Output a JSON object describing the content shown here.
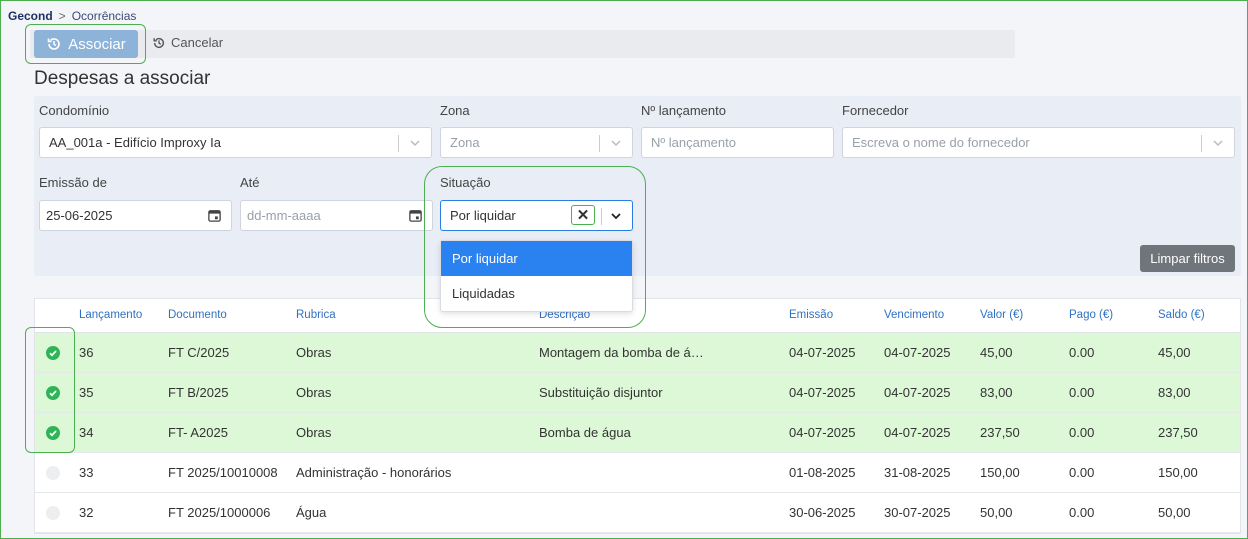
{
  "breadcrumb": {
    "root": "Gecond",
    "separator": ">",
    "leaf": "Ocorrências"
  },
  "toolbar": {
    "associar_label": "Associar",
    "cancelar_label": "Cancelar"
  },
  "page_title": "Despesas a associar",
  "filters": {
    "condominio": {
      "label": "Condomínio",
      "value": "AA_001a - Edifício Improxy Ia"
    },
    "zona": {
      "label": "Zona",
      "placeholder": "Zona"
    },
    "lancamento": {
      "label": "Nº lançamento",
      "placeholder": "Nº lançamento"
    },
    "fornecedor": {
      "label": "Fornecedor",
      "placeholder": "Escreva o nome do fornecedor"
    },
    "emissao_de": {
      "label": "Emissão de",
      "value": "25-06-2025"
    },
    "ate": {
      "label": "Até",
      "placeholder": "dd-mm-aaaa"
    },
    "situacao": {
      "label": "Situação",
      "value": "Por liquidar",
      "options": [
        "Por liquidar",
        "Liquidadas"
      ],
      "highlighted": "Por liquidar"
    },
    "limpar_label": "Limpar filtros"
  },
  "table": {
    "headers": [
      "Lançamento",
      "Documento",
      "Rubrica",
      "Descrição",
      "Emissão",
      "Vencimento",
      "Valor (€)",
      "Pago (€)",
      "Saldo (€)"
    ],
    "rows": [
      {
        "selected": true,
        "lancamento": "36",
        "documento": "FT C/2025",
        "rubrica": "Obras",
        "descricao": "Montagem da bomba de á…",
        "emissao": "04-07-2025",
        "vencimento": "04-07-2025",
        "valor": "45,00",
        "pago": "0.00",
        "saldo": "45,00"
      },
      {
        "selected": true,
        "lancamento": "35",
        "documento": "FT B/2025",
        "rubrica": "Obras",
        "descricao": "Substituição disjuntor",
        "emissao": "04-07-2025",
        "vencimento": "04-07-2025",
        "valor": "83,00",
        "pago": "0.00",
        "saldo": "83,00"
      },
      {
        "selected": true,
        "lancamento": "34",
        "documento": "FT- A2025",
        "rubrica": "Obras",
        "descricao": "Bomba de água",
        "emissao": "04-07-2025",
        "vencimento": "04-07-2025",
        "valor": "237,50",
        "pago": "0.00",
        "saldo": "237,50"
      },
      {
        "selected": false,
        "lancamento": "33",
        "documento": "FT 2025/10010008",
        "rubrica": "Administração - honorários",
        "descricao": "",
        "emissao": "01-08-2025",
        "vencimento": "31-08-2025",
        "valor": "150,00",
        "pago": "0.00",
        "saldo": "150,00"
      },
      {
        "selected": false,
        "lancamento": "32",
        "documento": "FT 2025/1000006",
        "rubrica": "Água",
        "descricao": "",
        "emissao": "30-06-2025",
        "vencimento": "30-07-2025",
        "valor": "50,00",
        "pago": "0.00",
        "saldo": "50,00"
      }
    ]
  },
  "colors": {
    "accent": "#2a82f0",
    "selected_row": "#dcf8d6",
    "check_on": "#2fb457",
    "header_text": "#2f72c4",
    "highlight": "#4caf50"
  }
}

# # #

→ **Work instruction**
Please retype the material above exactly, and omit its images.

→ **Exercise response**
Output a JSON object describing the content shown here.
{
  "breadcrumb": {
    "root": "Gecond",
    "separator": ">",
    "leaf": "Ocorrências"
  },
  "toolbar": {
    "associar_label": "Associar",
    "cancelar_label": "Cancelar"
  },
  "page_title": "Despesas a associar",
  "filters": {
    "condominio": {
      "label": "Condomínio",
      "value": "AA_001a - Edifício Improxy Ia"
    },
    "zona": {
      "label": "Zona",
      "placeholder": "Zona"
    },
    "lancamento": {
      "label": "Nº lançamento",
      "placeholder": "Nº lançamento"
    },
    "fornecedor": {
      "label": "Fornecedor",
      "placeholder": "Escreva o nome do fornecedor"
    },
    "emissao_de": {
      "label": "Emissão de",
      "value": "25-06-2025"
    },
    "ate": {
      "label": "Até",
      "placeholder": "dd-mm-aaaa"
    },
    "situacao": {
      "label": "Situação",
      "value": "Por liquidar",
      "options": [
        "Por liquidar",
        "Liquidadas"
      ],
      "highlighted": "Por liquidar"
    },
    "limpar_label": "Limpar filtros"
  },
  "table": {
    "headers": [
      "Lançamento",
      "Documento",
      "Rubrica",
      "Descrição",
      "Emissão",
      "Vencimento",
      "Valor (€)",
      "Pago (€)",
      "Saldo (€)"
    ],
    "rows": [
      {
        "selected": true,
        "lancamento": "36",
        "documento": "FT C/2025",
        "rubrica": "Obras",
        "descricao": "Montagem da bomba de á…",
        "emissao": "04-07-2025",
        "vencimento": "04-07-2025",
        "valor": "45,00",
        "pago": "0.00",
        "saldo": "45,00"
      },
      {
        "selected": true,
        "lancamento": "35",
        "documento": "FT B/2025",
        "rubrica": "Obras",
        "descricao": "Substituição disjuntor",
        "emissao": "04-07-2025",
        "vencimento": "04-07-2025",
        "valor": "83,00",
        "pago": "0.00",
        "saldo": "83,00"
      },
      {
        "selected": true,
        "lancamento": "34",
        "documento": "FT- A2025",
        "rubrica": "Obras",
        "descricao": "Bomba de água",
        "emissao": "04-07-2025",
        "vencimento": "04-07-2025",
        "valor": "237,50",
        "pago": "0.00",
        "saldo": "237,50"
      },
      {
        "selected": false,
        "lancamento": "33",
        "documento": "FT 2025/10010008",
        "rubrica": "Administração - honorários",
        "descricao": "",
        "emissao": "01-08-2025",
        "vencimento": "31-08-2025",
        "valor": "150,00",
        "pago": "0.00",
        "saldo": "150,00"
      },
      {
        "selected": false,
        "lancamento": "32",
        "documento": "FT 2025/1000006",
        "rubrica": "Água",
        "descricao": "",
        "emissao": "30-06-2025",
        "vencimento": "30-07-2025",
        "valor": "50,00",
        "pago": "0.00",
        "saldo": "50,00"
      }
    ]
  },
  "colors": {
    "accent": "#2a82f0",
    "selected_row": "#dcf8d6",
    "check_on": "#2fb457",
    "header_text": "#2f72c4",
    "highlight": "#4caf50"
  }
}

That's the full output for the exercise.